[Extracted records]
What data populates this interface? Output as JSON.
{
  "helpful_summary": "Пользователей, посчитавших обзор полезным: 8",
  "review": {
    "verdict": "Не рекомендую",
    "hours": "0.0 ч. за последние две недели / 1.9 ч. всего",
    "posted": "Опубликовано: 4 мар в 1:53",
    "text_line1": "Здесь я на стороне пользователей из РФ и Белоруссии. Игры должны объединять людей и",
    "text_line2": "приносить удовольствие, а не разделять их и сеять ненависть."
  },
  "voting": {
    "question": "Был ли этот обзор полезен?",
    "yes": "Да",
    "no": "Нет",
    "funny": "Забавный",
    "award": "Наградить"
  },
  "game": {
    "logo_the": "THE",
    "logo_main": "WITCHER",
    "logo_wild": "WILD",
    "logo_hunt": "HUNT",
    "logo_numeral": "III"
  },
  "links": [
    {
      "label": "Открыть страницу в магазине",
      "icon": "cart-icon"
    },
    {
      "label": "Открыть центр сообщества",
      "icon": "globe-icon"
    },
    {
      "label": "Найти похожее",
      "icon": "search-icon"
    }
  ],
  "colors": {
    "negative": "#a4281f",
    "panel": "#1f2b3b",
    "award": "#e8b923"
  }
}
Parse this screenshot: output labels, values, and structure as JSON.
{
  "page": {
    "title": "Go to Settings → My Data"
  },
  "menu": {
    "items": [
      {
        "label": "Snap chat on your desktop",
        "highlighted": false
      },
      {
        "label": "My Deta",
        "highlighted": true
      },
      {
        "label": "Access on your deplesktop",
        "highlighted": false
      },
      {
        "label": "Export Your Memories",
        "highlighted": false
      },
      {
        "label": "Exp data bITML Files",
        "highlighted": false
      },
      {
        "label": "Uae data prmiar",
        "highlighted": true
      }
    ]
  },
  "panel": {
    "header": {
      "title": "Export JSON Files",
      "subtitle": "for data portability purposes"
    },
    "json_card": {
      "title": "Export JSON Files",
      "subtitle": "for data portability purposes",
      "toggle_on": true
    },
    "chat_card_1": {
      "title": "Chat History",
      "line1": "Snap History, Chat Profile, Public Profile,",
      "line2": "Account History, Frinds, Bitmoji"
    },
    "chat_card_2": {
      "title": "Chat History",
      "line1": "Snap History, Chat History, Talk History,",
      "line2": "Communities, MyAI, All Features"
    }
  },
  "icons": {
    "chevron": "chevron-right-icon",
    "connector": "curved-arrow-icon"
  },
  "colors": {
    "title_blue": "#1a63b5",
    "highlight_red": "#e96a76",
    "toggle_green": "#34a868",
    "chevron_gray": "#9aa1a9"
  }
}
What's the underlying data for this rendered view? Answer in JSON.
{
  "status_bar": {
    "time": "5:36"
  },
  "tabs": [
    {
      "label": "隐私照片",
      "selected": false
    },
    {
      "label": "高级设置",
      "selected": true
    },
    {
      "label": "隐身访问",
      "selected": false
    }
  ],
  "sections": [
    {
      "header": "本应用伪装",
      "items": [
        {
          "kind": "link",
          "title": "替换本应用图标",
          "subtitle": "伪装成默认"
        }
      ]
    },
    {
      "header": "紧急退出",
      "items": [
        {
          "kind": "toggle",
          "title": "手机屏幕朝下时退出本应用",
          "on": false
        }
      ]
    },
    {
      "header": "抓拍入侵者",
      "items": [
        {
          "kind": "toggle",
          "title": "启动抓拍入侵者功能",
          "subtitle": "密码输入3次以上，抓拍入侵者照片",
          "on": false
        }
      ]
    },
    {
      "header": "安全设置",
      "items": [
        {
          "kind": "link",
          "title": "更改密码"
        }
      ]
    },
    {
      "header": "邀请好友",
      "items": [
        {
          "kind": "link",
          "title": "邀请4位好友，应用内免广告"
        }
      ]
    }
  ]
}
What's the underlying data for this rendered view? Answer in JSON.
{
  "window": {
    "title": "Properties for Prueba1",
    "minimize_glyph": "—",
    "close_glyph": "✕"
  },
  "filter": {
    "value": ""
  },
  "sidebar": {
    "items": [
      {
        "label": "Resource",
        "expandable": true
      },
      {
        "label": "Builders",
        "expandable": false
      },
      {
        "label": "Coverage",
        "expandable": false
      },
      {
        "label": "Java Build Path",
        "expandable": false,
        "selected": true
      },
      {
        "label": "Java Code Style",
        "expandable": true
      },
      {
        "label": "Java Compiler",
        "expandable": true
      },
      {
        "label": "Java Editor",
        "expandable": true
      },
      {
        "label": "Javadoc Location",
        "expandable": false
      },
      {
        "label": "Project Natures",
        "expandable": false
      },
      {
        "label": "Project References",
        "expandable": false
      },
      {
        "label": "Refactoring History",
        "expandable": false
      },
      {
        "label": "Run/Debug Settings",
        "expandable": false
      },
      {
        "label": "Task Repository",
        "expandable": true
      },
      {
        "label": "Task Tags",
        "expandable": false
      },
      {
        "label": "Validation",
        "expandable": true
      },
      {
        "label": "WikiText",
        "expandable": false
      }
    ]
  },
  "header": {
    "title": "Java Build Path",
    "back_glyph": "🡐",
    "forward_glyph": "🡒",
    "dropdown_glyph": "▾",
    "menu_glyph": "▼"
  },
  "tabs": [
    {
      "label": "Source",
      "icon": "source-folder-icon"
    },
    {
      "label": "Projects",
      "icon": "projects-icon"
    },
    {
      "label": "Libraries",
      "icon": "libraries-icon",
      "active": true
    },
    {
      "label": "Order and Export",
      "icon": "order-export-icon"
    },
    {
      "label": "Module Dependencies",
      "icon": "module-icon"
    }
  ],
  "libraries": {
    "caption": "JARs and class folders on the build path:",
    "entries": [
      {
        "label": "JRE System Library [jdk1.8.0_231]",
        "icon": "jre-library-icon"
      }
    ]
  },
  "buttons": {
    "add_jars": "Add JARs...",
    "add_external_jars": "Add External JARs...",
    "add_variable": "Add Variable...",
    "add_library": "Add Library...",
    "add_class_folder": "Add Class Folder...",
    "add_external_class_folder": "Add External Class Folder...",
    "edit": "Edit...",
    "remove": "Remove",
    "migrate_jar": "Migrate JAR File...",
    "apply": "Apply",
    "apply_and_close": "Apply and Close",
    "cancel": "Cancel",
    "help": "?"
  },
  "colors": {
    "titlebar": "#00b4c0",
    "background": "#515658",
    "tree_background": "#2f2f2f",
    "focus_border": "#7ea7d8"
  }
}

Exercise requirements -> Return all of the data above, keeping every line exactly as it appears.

Solved problem ->
What data populates this interface? Output as JSON.
{
  "helpful_summary": "Пользователей, посчитавших обзор полезным: 8",
  "review": {
    "verdict": "Не рекомендую",
    "hours": "0.0 ч. за последние две недели / 1.9 ч. всего",
    "posted": "Опубликовано: 4 мар в 1:53",
    "text_line1": "Здесь я на стороне пользователей из РФ и Белоруссии. Игры должны объединять людей и",
    "text_line2": "приносить удовольствие, а не разделять их и сеять ненависть."
  },
  "voting": {
    "question": "Был ли этот обзор полезен?",
    "yes": "Да",
    "no": "Нет",
    "funny": "Забавный",
    "award": "Наградить"
  },
  "game": {
    "logo_the": "THE",
    "logo_main": "WITCHER",
    "logo_wild": "WILD",
    "logo_hunt": "HUNT",
    "logo_numeral": "III"
  },
  "links": [
    {
      "label": "Открыть страницу в магазине",
      "icon": "cart-icon"
    },
    {
      "label": "Открыть центр сообщества",
      "icon": "globe-icon"
    },
    {
      "label": "Найти похожее",
      "icon": "search-icon"
    }
  ],
  "colors": {
    "negative": "#a4281f",
    "panel": "#1f2b3b",
    "award": "#e8b923"
  }
}
Parse this screenshot: output labels, values, and structure as JSON.
{
  "page": {
    "title": "Go to Settings → My Data"
  },
  "menu": {
    "items": [
      {
        "label": "Snap chat on your desktop",
        "highlighted": false
      },
      {
        "label": "My Deta",
        "highlighted": true
      },
      {
        "label": "Access on your deplesktop",
        "highlighted": false
      },
      {
        "label": "Export Your Memories",
        "highlighted": false
      },
      {
        "label": "Exp data bITML Files",
        "highlighted": false
      },
      {
        "label": "Uae data prmiar",
        "highlighted": true
      }
    ]
  },
  "panel": {
    "header": {
      "title": "Export JSON Files",
      "subtitle": "for data portability purposes"
    },
    "json_card": {
      "title": "Export JSON Files",
      "subtitle": "for data portability purposes",
      "toggle_on": true
    },
    "chat_card_1": {
      "title": "Chat History",
      "line1": "Snap History, Chat Profile, Public Profile,",
      "line2": "Account History, Frinds, Bitmoji"
    },
    "chat_card_2": {
      "title": "Chat History",
      "line1": "Snap History, Chat History, Talk History,",
      "line2": "Communities, MyAI, All Features"
    }
  },
  "icons": {
    "chevron": "chevron-right-icon",
    "connector": "curved-arrow-icon"
  },
  "colors": {
    "title_blue": "#1a63b5",
    "highlight_red": "#e96a76",
    "toggle_green": "#34a868",
    "chevron_gray": "#9aa1a9"
  }
}
What's the underlying data for this rendered view? Answer in JSON.
{
  "status_bar": {
    "time": "5:36"
  },
  "tabs": [
    {
      "label": "隐私照片",
      "selected": false
    },
    {
      "label": "高级设置",
      "selected": true
    },
    {
      "label": "隐身访问",
      "selected": false
    }
  ],
  "sections": [
    {
      "header": "本应用伪装",
      "items": [
        {
          "kind": "link",
          "title": "替换本应用图标",
          "subtitle": "伪装成默认"
        }
      ]
    },
    {
      "header": "紧急退出",
      "items": [
        {
          "kind": "toggle",
          "title": "手机屏幕朝下时退出本应用",
          "on": false
        }
      ]
    },
    {
      "header": "抓拍入侵者",
      "items": [
        {
          "kind": "toggle",
          "title": "启动抓拍入侵者功能",
          "subtitle": "密码输入3次以上，抓拍入侵者照片",
          "on": false
        }
      ]
    },
    {
      "header": "安全设置",
      "items": [
        {
          "kind": "link",
          "title": "更改密码"
        }
      ]
    },
    {
      "header": "邀请好友",
      "items": [
        {
          "kind": "link",
          "title": "邀请4位好友，应用内免广告"
        }
      ]
    }
  ]
}
What's the underlying data for this rendered view? Answer in JSON.
{
  "window": {
    "title": "Properties for Prueba1",
    "minimize_glyph": "—",
    "close_glyph": "✕"
  },
  "filter": {
    "value": ""
  },
  "sidebar": {
    "items": [
      {
        "label": "Resource",
        "expandable": true
      },
      {
        "label": "Builders",
        "expandable": false
      },
      {
        "label": "Coverage",
        "expandable": false
      },
      {
        "label": "Java Build Path",
        "expandable": false,
        "selected": true
      },
      {
        "label": "Java Code Style",
        "expandable": true
      },
      {
        "label": "Java Compiler",
        "expandable": true
      },
      {
        "label": "Java Editor",
        "expandable": true
      },
      {
        "label": "Javadoc Location",
        "expandable": false
      },
      {
        "label": "Project Natures",
        "expandable": false
      },
      {
        "label": "Project References",
        "expandable": false
      },
      {
        "label": "Refactoring History",
        "expandable": false
      },
      {
        "label": "Run/Debug Settings",
        "expandable": false
      },
      {
        "label": "Task Repository",
        "expandable": true
      },
      {
        "label": "Task Tags",
        "expandable": false
      },
      {
        "label": "Validation",
        "expandable": true
      },
      {
        "label": "WikiText",
        "expandable": false
      }
    ]
  },
  "header": {
    "title": "Java Build Path",
    "back_glyph": "🡐",
    "forward_glyph": "🡒",
    "dropdown_glyph": "▾",
    "menu_glyph": "▼"
  },
  "tabs": [
    {
      "label": "Source",
      "icon": "source-folder-icon"
    },
    {
      "label": "Projects",
      "icon": "projects-icon"
    },
    {
      "label": "Libraries",
      "icon": "libraries-icon",
      "active": true
    },
    {
      "label": "Order and Export",
      "icon": "order-export-icon"
    },
    {
      "label": "Module Dependencies",
      "icon": "module-icon"
    }
  ],
  "libraries": {
    "caption": "JARs and class folders on the build path:",
    "entries": [
      {
        "label": "JRE System Library [jdk1.8.0_231]",
        "icon": "jre-library-icon"
      }
    ]
  },
  "buttons": {
    "add_jars": "Add JARs...",
    "add_external_jars": "Add External JARs...",
    "add_variable": "Add Variable...",
    "add_library": "Add Library...",
    "add_class_folder": "Add Class Folder...",
    "add_external_class_folder": "Add External Class Folder...",
    "edit": "Edit...",
    "remove": "Remove",
    "migrate_jar": "Migrate JAR File...",
    "apply": "Apply",
    "apply_and_close": "Apply and Close",
    "cancel": "Cancel",
    "help": "?"
  },
  "colors": {
    "titlebar": "#00b4c0",
    "background": "#515658",
    "tree_background": "#2f2f2f",
    "focus_border": "#7ea7d8"
  }
}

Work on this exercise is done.